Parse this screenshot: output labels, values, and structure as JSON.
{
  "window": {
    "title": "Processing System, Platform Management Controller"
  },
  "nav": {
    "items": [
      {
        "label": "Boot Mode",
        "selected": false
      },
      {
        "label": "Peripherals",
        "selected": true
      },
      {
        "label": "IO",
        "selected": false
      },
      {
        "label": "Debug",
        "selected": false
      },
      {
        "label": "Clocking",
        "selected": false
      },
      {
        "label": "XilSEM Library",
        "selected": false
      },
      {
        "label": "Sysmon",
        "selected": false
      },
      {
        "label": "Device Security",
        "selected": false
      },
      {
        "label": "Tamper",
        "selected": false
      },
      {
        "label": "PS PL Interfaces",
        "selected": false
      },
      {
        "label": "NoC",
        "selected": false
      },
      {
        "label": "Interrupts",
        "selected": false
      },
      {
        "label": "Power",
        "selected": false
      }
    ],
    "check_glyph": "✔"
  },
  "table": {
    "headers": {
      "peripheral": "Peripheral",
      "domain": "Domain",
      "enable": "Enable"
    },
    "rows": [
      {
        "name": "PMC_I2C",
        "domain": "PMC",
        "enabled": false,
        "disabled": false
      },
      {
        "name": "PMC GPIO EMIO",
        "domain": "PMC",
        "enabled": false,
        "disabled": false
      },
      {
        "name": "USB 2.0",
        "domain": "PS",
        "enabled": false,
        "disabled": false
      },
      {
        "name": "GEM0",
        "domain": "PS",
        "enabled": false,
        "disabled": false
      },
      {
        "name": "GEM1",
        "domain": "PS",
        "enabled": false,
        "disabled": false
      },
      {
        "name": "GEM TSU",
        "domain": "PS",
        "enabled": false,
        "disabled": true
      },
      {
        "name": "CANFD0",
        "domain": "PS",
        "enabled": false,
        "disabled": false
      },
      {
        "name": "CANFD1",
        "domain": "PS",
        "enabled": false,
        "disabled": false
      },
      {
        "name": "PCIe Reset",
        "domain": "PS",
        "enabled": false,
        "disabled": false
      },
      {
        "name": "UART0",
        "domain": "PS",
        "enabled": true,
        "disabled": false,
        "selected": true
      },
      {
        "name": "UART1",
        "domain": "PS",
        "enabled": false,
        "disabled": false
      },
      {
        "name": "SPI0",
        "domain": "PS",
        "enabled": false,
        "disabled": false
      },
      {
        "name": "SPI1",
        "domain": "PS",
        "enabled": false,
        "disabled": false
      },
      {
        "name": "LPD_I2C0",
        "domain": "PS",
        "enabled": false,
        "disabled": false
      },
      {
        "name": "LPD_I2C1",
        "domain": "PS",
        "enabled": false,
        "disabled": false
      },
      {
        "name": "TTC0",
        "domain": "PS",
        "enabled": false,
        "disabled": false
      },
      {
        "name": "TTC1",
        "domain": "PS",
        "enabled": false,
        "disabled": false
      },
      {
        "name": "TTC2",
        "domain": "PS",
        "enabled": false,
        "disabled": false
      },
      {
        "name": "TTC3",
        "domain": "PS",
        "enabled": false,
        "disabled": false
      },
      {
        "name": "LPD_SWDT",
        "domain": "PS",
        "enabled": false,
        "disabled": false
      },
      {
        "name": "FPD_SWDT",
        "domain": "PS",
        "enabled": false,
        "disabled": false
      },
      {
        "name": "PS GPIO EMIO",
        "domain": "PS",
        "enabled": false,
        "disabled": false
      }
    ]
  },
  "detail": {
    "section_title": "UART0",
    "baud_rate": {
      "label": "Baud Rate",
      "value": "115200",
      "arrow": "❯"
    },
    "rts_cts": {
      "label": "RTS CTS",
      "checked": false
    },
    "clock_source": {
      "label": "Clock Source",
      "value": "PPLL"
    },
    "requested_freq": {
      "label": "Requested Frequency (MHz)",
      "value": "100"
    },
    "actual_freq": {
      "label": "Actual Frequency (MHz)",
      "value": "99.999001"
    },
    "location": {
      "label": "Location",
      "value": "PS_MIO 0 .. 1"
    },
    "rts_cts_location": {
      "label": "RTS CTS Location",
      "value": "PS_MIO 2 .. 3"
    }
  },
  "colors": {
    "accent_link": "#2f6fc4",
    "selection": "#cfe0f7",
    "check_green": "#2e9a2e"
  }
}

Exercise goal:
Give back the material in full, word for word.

Problem solution:
Parse this screenshot: output labels, values, and structure as JSON.
{
  "window": {
    "title": "Processing System, Platform Management Controller"
  },
  "nav": {
    "items": [
      {
        "label": "Boot Mode",
        "selected": false
      },
      {
        "label": "Peripherals",
        "selected": true
      },
      {
        "label": "IO",
        "selected": false
      },
      {
        "label": "Debug",
        "selected": false
      },
      {
        "label": "Clocking",
        "selected": false
      },
      {
        "label": "XilSEM Library",
        "selected": false
      },
      {
        "label": "Sysmon",
        "selected": false
      },
      {
        "label": "Device Security",
        "selected": false
      },
      {
        "label": "Tamper",
        "selected": false
      },
      {
        "label": "PS PL Interfaces",
        "selected": false
      },
      {
        "label": "NoC",
        "selected": false
      },
      {
        "label": "Interrupts",
        "selected": false
      },
      {
        "label": "Power",
        "selected": false
      }
    ],
    "check_glyph": "✔"
  },
  "table": {
    "headers": {
      "peripheral": "Peripheral",
      "domain": "Domain",
      "enable": "Enable"
    },
    "rows": [
      {
        "name": "PMC_I2C",
        "domain": "PMC",
        "enabled": false,
        "disabled": false
      },
      {
        "name": "PMC GPIO EMIO",
        "domain": "PMC",
        "enabled": false,
        "disabled": false
      },
      {
        "name": "USB 2.0",
        "domain": "PS",
        "enabled": false,
        "disabled": false
      },
      {
        "name": "GEM0",
        "domain": "PS",
        "enabled": false,
        "disabled": false
      },
      {
        "name": "GEM1",
        "domain": "PS",
        "enabled": false,
        "disabled": false
      },
      {
        "name": "GEM TSU",
        "domain": "PS",
        "enabled": false,
        "disabled": true
      },
      {
        "name": "CANFD0",
        "domain": "PS",
        "enabled": false,
        "disabled": false
      },
      {
        "name": "CANFD1",
        "domain": "PS",
        "enabled": false,
        "disabled": false
      },
      {
        "name": "PCIe Reset",
        "domain": "PS",
        "enabled": false,
        "disabled": false
      },
      {
        "name": "UART0",
        "domain": "PS",
        "enabled": true,
        "disabled": false,
        "selected": true
      },
      {
        "name": "UART1",
        "domain": "PS",
        "enabled": false,
        "disabled": false
      },
      {
        "name": "SPI0",
        "domain": "PS",
        "enabled": false,
        "disabled": false
      },
      {
        "name": "SPI1",
        "domain": "PS",
        "enabled": false,
        "disabled": false
      },
      {
        "name": "LPD_I2C0",
        "domain": "PS",
        "enabled": false,
        "disabled": false
      },
      {
        "name": "LPD_I2C1",
        "domain": "PS",
        "enabled": false,
        "disabled": false
      },
      {
        "name": "TTC0",
        "domain": "PS",
        "enabled": false,
        "disabled": false
      },
      {
        "name": "TTC1",
        "domain": "PS",
        "enabled": false,
        "disabled": false
      },
      {
        "name": "TTC2",
        "domain": "PS",
        "enabled": false,
        "disabled": false
      },
      {
        "name": "TTC3",
        "domain": "PS",
        "enabled": false,
        "disabled": false
      },
      {
        "name": "LPD_SWDT",
        "domain": "PS",
        "enabled": false,
        "disabled": false
      },
      {
        "name": "FPD_SWDT",
        "domain": "PS",
        "enabled": false,
        "disabled": false
      },
      {
        "name": "PS GPIO EMIO",
        "domain": "PS",
        "enabled": false,
        "disabled": false
      }
    ]
  },
  "detail": {
    "section_title": "UART0",
    "baud_rate": {
      "label": "Baud Rate",
      "value": "115200",
      "arrow": "❯"
    },
    "rts_cts": {
      "label": "RTS CTS",
      "checked": false
    },
    "clock_source": {
      "label": "Clock Source",
      "value": "PPLL"
    },
    "requested_freq": {
      "label": "Requested Frequency (MHz)",
      "value": "100"
    },
    "actual_freq": {
      "label": "Actual Frequency (MHz)",
      "value": "99.999001"
    },
    "location": {
      "label": "Location",
      "value": "PS_MIO 0 .. 1"
    },
    "rts_cts_location": {
      "label": "RTS CTS Location",
      "value": "PS_MIO 2 .. 3"
    }
  },
  "colors": {
    "accent_link": "#2f6fc4",
    "selection": "#cfe0f7",
    "check_green": "#2e9a2e"
  }
}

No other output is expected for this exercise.